Until it was demolished in 1974, the Sailors’ Home in Liverpool was a neo-Elizabethan tour-de-force by the Liverpool architect John Cunningham (1799-1873), with invaluable research on its history published by Stephen McKay here. Launched in 1844, the Sailors’ Home project was intended to provide itinerant seamen a place of board and lodging in the city as well as a morally improving environment, with a reading-room, library and savings bank.
The ornamental cast-iron gates were installed in 1851, soon after the Home opened, and were designed by Cunningham in collaboration with a local ironfounder Henry Pooley (1803-78), who had already provided ornamental railings and columns for the building’s interior. The gates served the dual purpose of protecting the savings banks attached to the Home and barring entry to seamen who might wish to gain entry to the building after the strict 10pm curfew. The extravagant ornamentation in the upper part of the gates mirrored the motifs in the sandstone carvings above the building’s entrance and included a welter of nautical motifs – sails, entwined fish, scallops and shells, ropes, horns, and wheels – crowned by a Liver bird, the most familiar heraldic motif of the city. Below, the ornament mirrored that of the balcony railings inside the Home with their exotic double-tailed mermaids supporting tridents and anchors and surrounded by a lattice network of rope.
This extravagant ornament was related to the gates’s function as a bar, protecting the security of the building and keeping out unwanted boarders. As seen in photographs of the gates in situ, the ornament of the upper parts filled the area above the entrance, making access impossible when the gates were closed. In addition, Pooley had originally proposed additional spikes to be installed on top the gates to make them more secure, but this had been abandoned after one of the mangers of the Home had expressed his ‘fears as to the consequences which might result … to drunken belated boarders’.

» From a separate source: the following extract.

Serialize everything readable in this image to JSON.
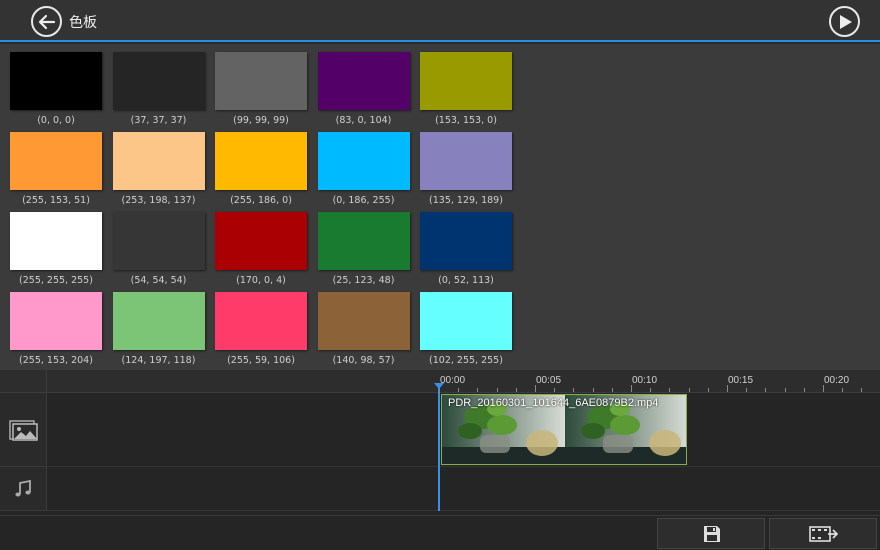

Indeed the intimating aspect of these ornamental gates would have more serious repercussions than mere symbolic threat. In the year after they were installed, a woman was killed by the gates after one of the lower panels, weighing half a tonne, fell on top of her. The unfortunate victim – Mary Ann Price – was the wife of the Home’s porter and had been standing next to her husband when the gate slid from its grooves because the chain holding it in place had been detached. Although the subsequent death of Mrs Price was found to be accidental, Pooley was heavily criticised for failing to ensure the safety of the gates and for being slow to redress the defect afterwards.
In an extraordinary instance of lighting striking twice, the gates were to kill again: in November 1907, a local policeman was crushed to death by the gates after he sought shelter in the Home’s entrance during a violent hailstorm. Seeing the porter struggling with one of the gates, the policemen went to help but was ‘overpowered by the heavy mass’ which crushed him so severely that ‘he was at once rendered unconscious’ and later died in hospital. Although personally liable for the death, the authorities of the Sailor’s Home wrangled over the compensation to the policeman’s widow, believing that the chains that supported the gates were more than adequate and that human error was responsible for the fatal accident.
The tragic history of the gates may have accounted for the decision to remove them from the Sailor’s Home in 1951. After the Birmingham ironfounder W. and T. Avery took over Pooley’s company in 1948, the gates were offered to Avery and installed outside their historical museum in Soho, Birmingham. Here they were altered to swing like conventional doors rather than slide apart, the upper parts of the gates supported by a wrought-iron frame. The gates remained here until 2010 when they were dismantled to be restored before being returned to the Soho site. However, at the same time, a campaign was launched in Liverpool to lobby for the gates to be returned to their original location in the city, despite the fact that the Sailors’ Home itself had been demolished in 1974.
Unveiled on 18 August 2011 by the leader of Liverpool City Council, the gates now stand in their former location in Paradise Street, painted in green and gold to match their original colouring. Now fitted securely inside a steel frame, they no longer function as gates, but rather as a memorial to a vanished history. For all around the gates, Liverpool has been newly transformed: from a post-industrial landscape of ruin and decay to a glittering array of glass-fronted high-end shops and department stores. Opposite the newly-installed gates, the shiny transparent frontage of John Lewis now fills the space where the Sailors’ Home once stood. If the gates were meant to bring an historical presence back into this radically dehistoricised environment, they also reinforce the absence of that history, the once-deadly ornament now constrained and domesticated within its sanitised framework and hegemonic surroundings.